-- Try it --
From the first line to the last, retype the records exactly without their images.

The input section start

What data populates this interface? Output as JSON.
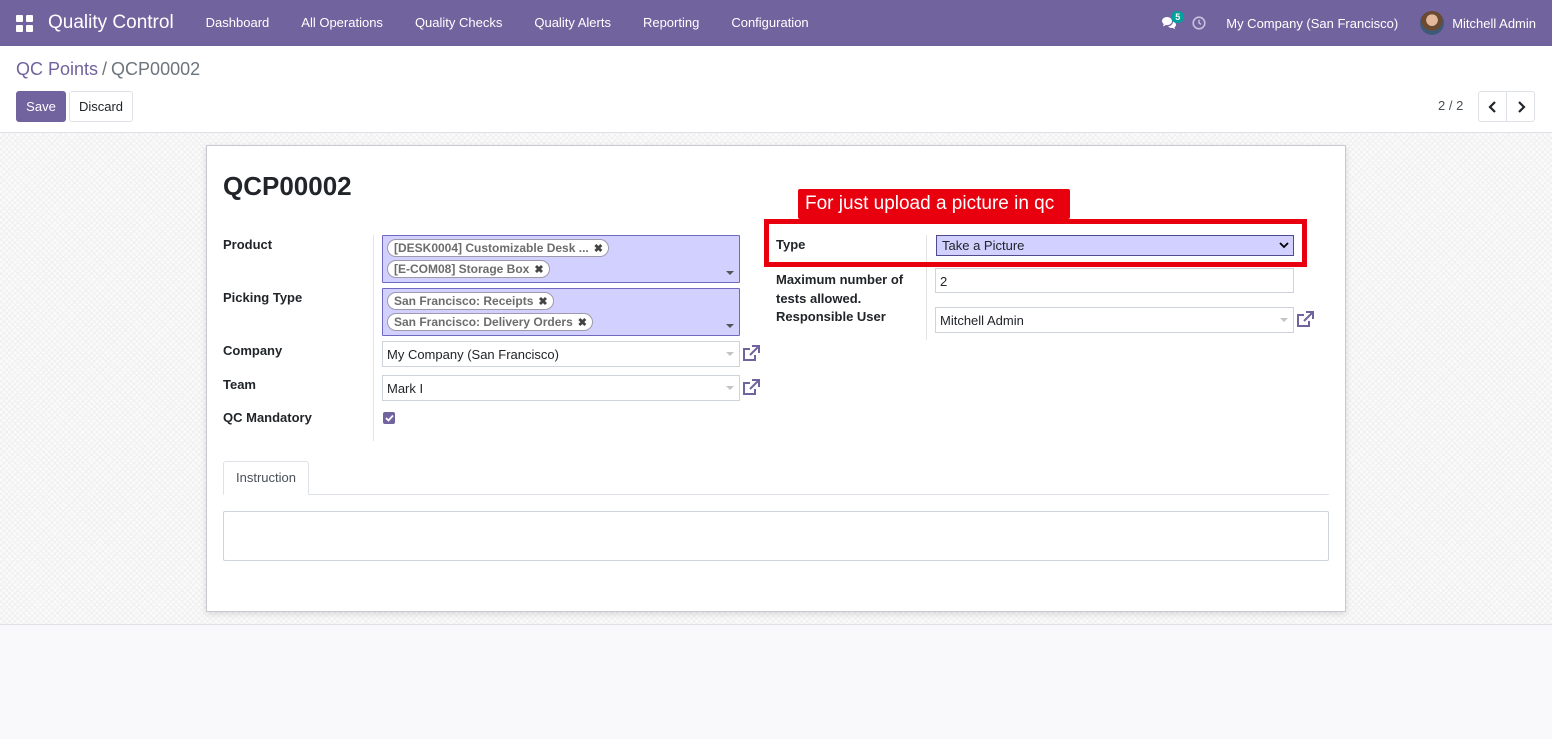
{
  "navbar": {
    "app_name": "Quality Control",
    "menu": [
      "Dashboard",
      "All Operations",
      "Quality Checks",
      "Quality Alerts",
      "Reporting",
      "Configuration"
    ],
    "messages_count": "5",
    "company": "My Company (San Francisco)",
    "user": "Mitchell Admin"
  },
  "control_panel": {
    "breadcrumb_parent": "QC Points",
    "breadcrumb_separator": "/",
    "breadcrumb_current": "QCP00002",
    "save_label": "Save",
    "discard_label": "Discard",
    "pager": "2 / 2"
  },
  "form": {
    "record_name": "QCP00002",
    "product_label": "Product",
    "product_tags": [
      "[DESK0004] Customizable Desk ...",
      "[E-COM08] Storage Box"
    ],
    "picking_type_label": "Picking Type",
    "picking_type_tags": [
      "San Francisco: Receipts",
      "San Francisco: Delivery Orders"
    ],
    "company_label": "Company",
    "company_value": "My Company (San Francisco)",
    "team_label": "Team",
    "team_value": "Mark I",
    "qc_mandatory_label": "QC Mandatory",
    "qc_mandatory_checked": true,
    "type_label": "Type",
    "type_value": "Take a Picture",
    "max_tests_label": "Maximum number of tests allowed.",
    "max_tests_value": "2",
    "responsible_label": "Responsible User",
    "responsible_value": "Mitchell Admin",
    "tab_instruction": "Instruction"
  },
  "annotation": {
    "text": "For just upload a picture in qc",
    "color": "#e8000f"
  },
  "colors": {
    "brand": "#71639e",
    "required_field": "#d1d0ff"
  }
}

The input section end

-- Finished exercise --
What data populates this interface? Output as JSON.
{
  "navbar": {
    "app_name": "Quality Control",
    "menu": [
      "Dashboard",
      "All Operations",
      "Quality Checks",
      "Quality Alerts",
      "Reporting",
      "Configuration"
    ],
    "messages_count": "5",
    "company": "My Company (San Francisco)",
    "user": "Mitchell Admin"
  },
  "control_panel": {
    "breadcrumb_parent": "QC Points",
    "breadcrumb_separator": "/",
    "breadcrumb_current": "QCP00002",
    "save_label": "Save",
    "discard_label": "Discard",
    "pager": "2 / 2"
  },
  "form": {
    "record_name": "QCP00002",
    "product_label": "Product",
    "product_tags": [
      "[DESK0004] Customizable Desk ...",
      "[E-COM08] Storage Box"
    ],
    "picking_type_label": "Picking Type",
    "picking_type_tags": [
      "San Francisco: Receipts",
      "San Francisco: Delivery Orders"
    ],
    "company_label": "Company",
    "company_value": "My Company (San Francisco)",
    "team_label": "Team",
    "team_value": "Mark I",
    "qc_mandatory_label": "QC Mandatory",
    "qc_mandatory_checked": true,
    "type_label": "Type",
    "type_value": "Take a Picture",
    "max_tests_label": "Maximum number of tests allowed.",
    "max_tests_value": "2",
    "responsible_label": "Responsible User",
    "responsible_value": "Mitchell Admin",
    "tab_instruction": "Instruction"
  },
  "annotation": {
    "text": "For just upload a picture in qc",
    "color": "#e8000f"
  },
  "colors": {
    "brand": "#71639e",
    "required_field": "#d1d0ff"
  }
}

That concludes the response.